Heather Thomas, former lead singer of ATLAAS, has entered a new stage of her music career. Thomas, who was also a member of ukulele ’90s R&B covers duo Bunny, has re-emerged under the name Diaphanie with her new single and music video “Something Better.”
Diaphanie is a project two years in the making. Her original plan was to release music in the spring and tour in the summer and fall for the first time as Diaphanie. Then COVID-19 hit and, like many artists, her plans changed.
“I got really depressed and uninterested in making music or being creative. I felt lonely, (like) a lot of people did, so I ended up reaching out to a couple of close friends who are also artists and were also feeling unfulfilled creatively and reevaluating art as a career,” Diaphanie says. “So I said ‘let’s play a game. Let’s make collaboration from afar.’”
Guitarist Matt Dirks sent her a guitar track, and she wrote a complete set of lyrics before she tossed them out, to write, as Diaphanie says, laughing, “something better” for Dirks’ track. In August, they dropped the single and released the music video.
Directed by Samanta Katz, the whimsical video features Diaphanie collaborators Matt Dirks and Elessar Thiessen and their playful folky song. They shot the film guerilla-style in three hours, in a field of warming huts.
“It is not the new sound, but it is part of it,” Diaphanie says. She is inspired by Caroline Polachek and Rina Sawayama, two musicians who demonstrate a broad appreciation of genres in single albums.
“I don’t have to have a specific sound that I need to stick to. That was part of what made ATLAAS stifling. I wanted to explore different things, and I didn’t feel it was the place to do that,” she says.
With Diaphanie, she wanted to embrace her feminine side, saying, “I chose (ATLAAS) because it’s gender-neutral and doesn’t necessarily bring forth the feminine or the masculine. I did that as a way of hiding myself. I’ve started this new project.
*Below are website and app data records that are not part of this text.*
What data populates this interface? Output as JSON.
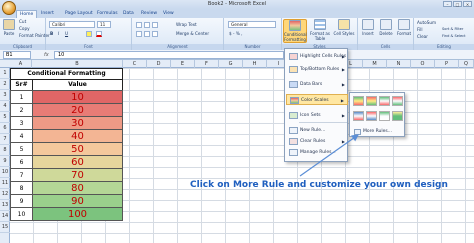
{
  "window": {
    "title": "Book2 - Microsoft Excel"
  },
  "tabs": [
    "Home",
    "Insert",
    "Page Layout",
    "Formulas",
    "Data",
    "Review",
    "View"
  ],
  "ribbon": {
    "clipboard": {
      "label": "Clipboard",
      "paste": "Paste",
      "cut": "Cut",
      "copy": "Copy",
      "format_painter": "Format Painter"
    },
    "font": {
      "label": "Font",
      "name": "Calibri",
      "size": "11"
    },
    "alignment": {
      "label": "Alignment",
      "wrap": "Wrap Text",
      "merge": "Merge & Center"
    },
    "number": {
      "label": "Number",
      "format": "General",
      "symbols": "$ - % ,"
    },
    "styles": {
      "label": "Styles",
      "conditional": "Conditional Formatting",
      "format_table": "Format as Table",
      "cell_styles": "Cell Styles"
    },
    "cells": {
      "label": "Cells",
      "insert": "Insert",
      "delete": "Delete",
      "format": "Format"
    },
    "editing": {
      "label": "Editing",
      "autosum": "AutoSum",
      "fill": "Fill",
      "clear": "Clear",
      "sort": "Sort & Filter",
      "find": "Find & Select"
    }
  },
  "formula_bar": {
    "name_box": "B1",
    "fx": "fx",
    "value": "10"
  },
  "columns": [
    "A",
    "B",
    "C",
    "D",
    "E",
    "F",
    "G",
    "H",
    "I",
    "J",
    "K",
    "L",
    "M",
    "N",
    "O",
    "P",
    "Q",
    "R"
  ],
  "rows": [
    "1",
    "2",
    "3",
    "4",
    "5",
    "6",
    "7",
    "8",
    "9",
    "10",
    "11",
    "12",
    "13",
    "14",
    "15"
  ],
  "table": {
    "title": "Conditional Formatting",
    "header_sr": "Sr#",
    "header_value": "Value",
    "rows": [
      {
        "sr": "1",
        "value": "10",
        "color": "#e06666"
      },
      {
        "sr": "2",
        "value": "20",
        "color": "#e87c76"
      },
      {
        "sr": "3",
        "value": "30",
        "color": "#ee9a86"
      },
      {
        "sr": "4",
        "value": "40",
        "color": "#f3b594"
      },
      {
        "sr": "5",
        "value": "50",
        "color": "#f4c89c"
      },
      {
        "sr": "6",
        "value": "60",
        "color": "#e6d59c"
      },
      {
        "sr": "7",
        "value": "70",
        "color": "#cfd99a"
      },
      {
        "sr": "8",
        "value": "80",
        "color": "#b4d696"
      },
      {
        "sr": "9",
        "value": "90",
        "color": "#9ad08c"
      },
      {
        "sr": "10",
        "value": "100",
        "color": "#7cc37e"
      }
    ]
  },
  "menu": {
    "items": [
      {
        "label": "Highlight Cells Rules",
        "has_sub": true
      },
      {
        "label": "Top/Bottom Rules",
        "has_sub": true
      },
      {
        "label": "Data Bars",
        "has_sub": true
      },
      {
        "label": "Color Scales",
        "has_sub": true,
        "active": true
      },
      {
        "label": "Icon Sets",
        "has_sub": true
      },
      {
        "label": "New Rule...",
        "has_sub": false
      },
      {
        "label": "Clear Rules",
        "has_sub": true
      },
      {
        "label": "Manage Rules...",
        "has_sub": false
      }
    ],
    "more_rules": "More Rules..."
  },
  "caption": "Click on More Rule and customize  your own design"
}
I wanted it to be 100 per cent me. I wanted it to be focused on me as a person and less on an idea,” Diaphanie says.
The word she chose to describe her new vibe was diaphanous, to which she added an “ie” to make it sound more feminine. She then found out that diaphanie is the art of recreating stained glass on translucent paper. “It was perfect,” Diaphanie says.
The shift in musical direction also comes with a shift in management. ATLAAS was a self-managed project, but Diaphanie is managed by Winnipeg actor Jessina Cheffins. Giving away some of that responsibility has eased the stress of having a career in the arts off Diaphanie’s shoulders.
“At a certain point, I was considering quitting music, because I was so exhausted, depleted and overwhelmed. I realized that I just couldn’t keep doing it alone,” she says.
In the months ahead, Diaphanie intends to release more new singles.
“I’ve let go of the fear that if I make something different than what I made before, that people won’t like it,” she says. “I’ve really loved people’s response to “Something Better,” but the baseline for me is making music that I’m really proud of and not worrying about what is going to happen after that.”
Diaphanie’s single “Something Better” is streaming on Spotify and Apple Music and available for purchase on Bandcamp. Her next single, “Crossfaded,” will be available on Oct. 23.
Published in Volume 75, Number 05 of The Uniter (October 8, 2020)